Light pollution is stray light from parking lots, sport complexes, street lights, and other human activity, scattered into the night sky. It's a combined effect of scattered light from these things that manifests as a glow in the night sky that makes it difficult to observe fainter stars and the Milky Way. The larger and more developed a city is, the more light pollution it tends to produce. The effect decreases the farther away you travel from a city. Heading out to less developed areas, away from town, will enable you to see more stars.
Q: How can I involve my children in skywatching?
Parents can prepare to involve their children in skywatching by learning some of the basics, like the phases of the Moon, the names of a few easy to recognize constellations, and knowing how to identify bright stars and planets using a favorite astronomy app.

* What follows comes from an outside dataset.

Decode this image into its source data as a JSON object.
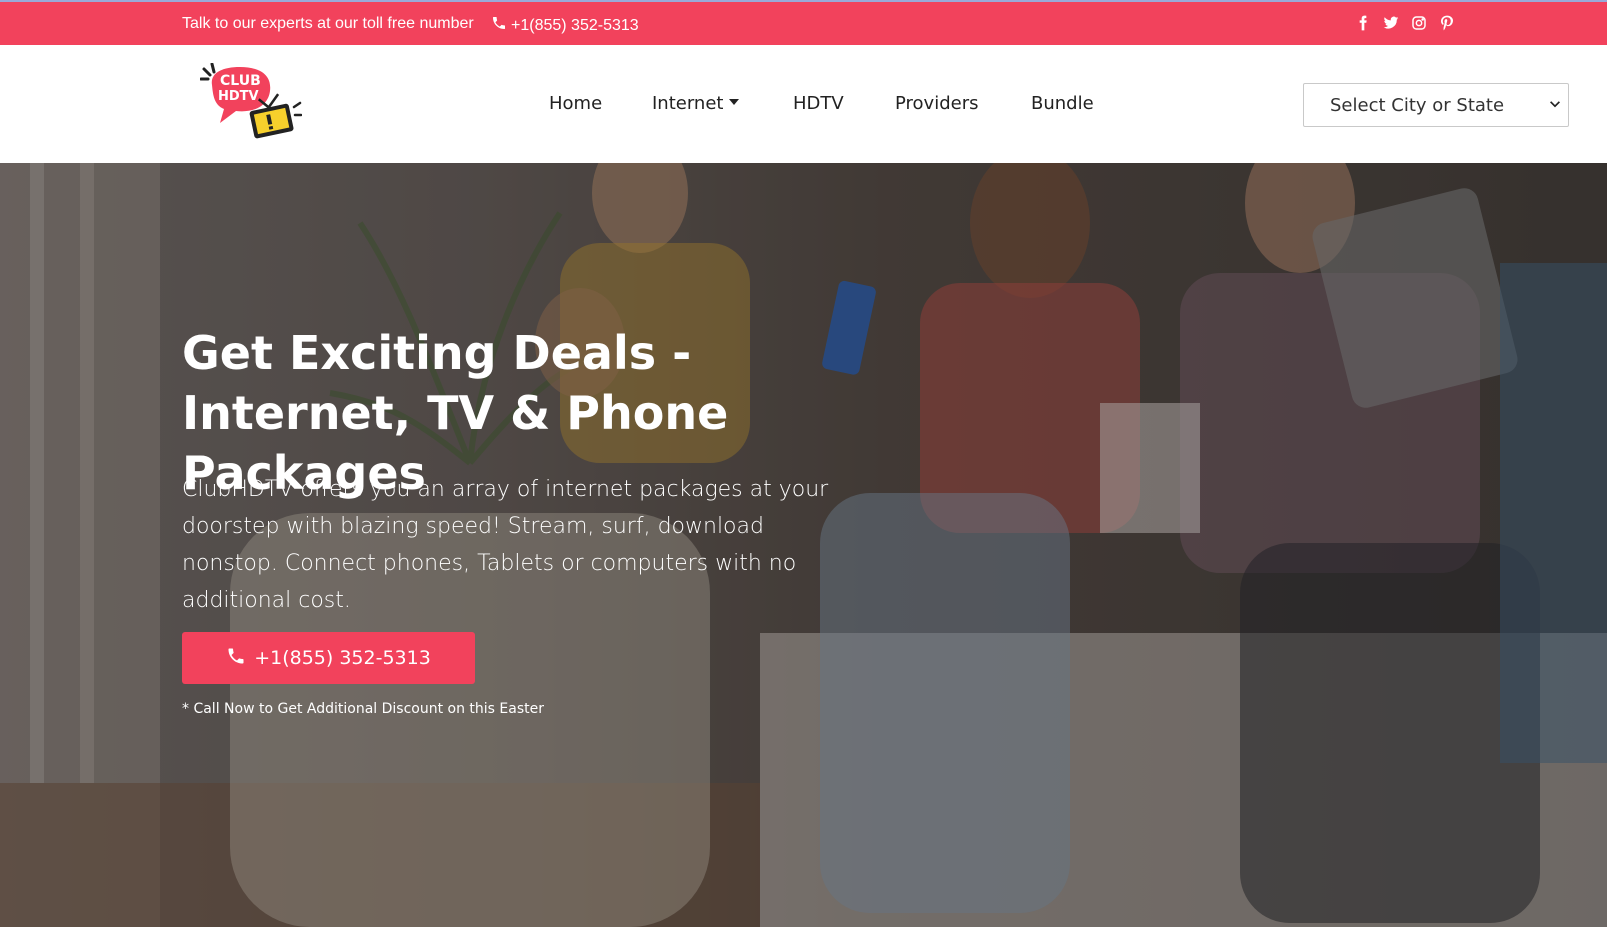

Staying up to date with the month's skywatching highlights, with resources like NASA's What's Up video series, makes it easy to know what there is to observe, and provides some fun facts to share when out under the stars. If you don't have easy access to a safe place for the family to stargaze, most local astronomy clubs host public viewing nights, where children can enjoy telescope views of the sky's wonders.
NASA's Space Place also offers skywatching resources for kids, including these articles:
Q: Where can I find more NASA resources about skywatching?
NASA provides a variety of skywatching resources to help you make a personal connection with the amazing place we study and explore. These include: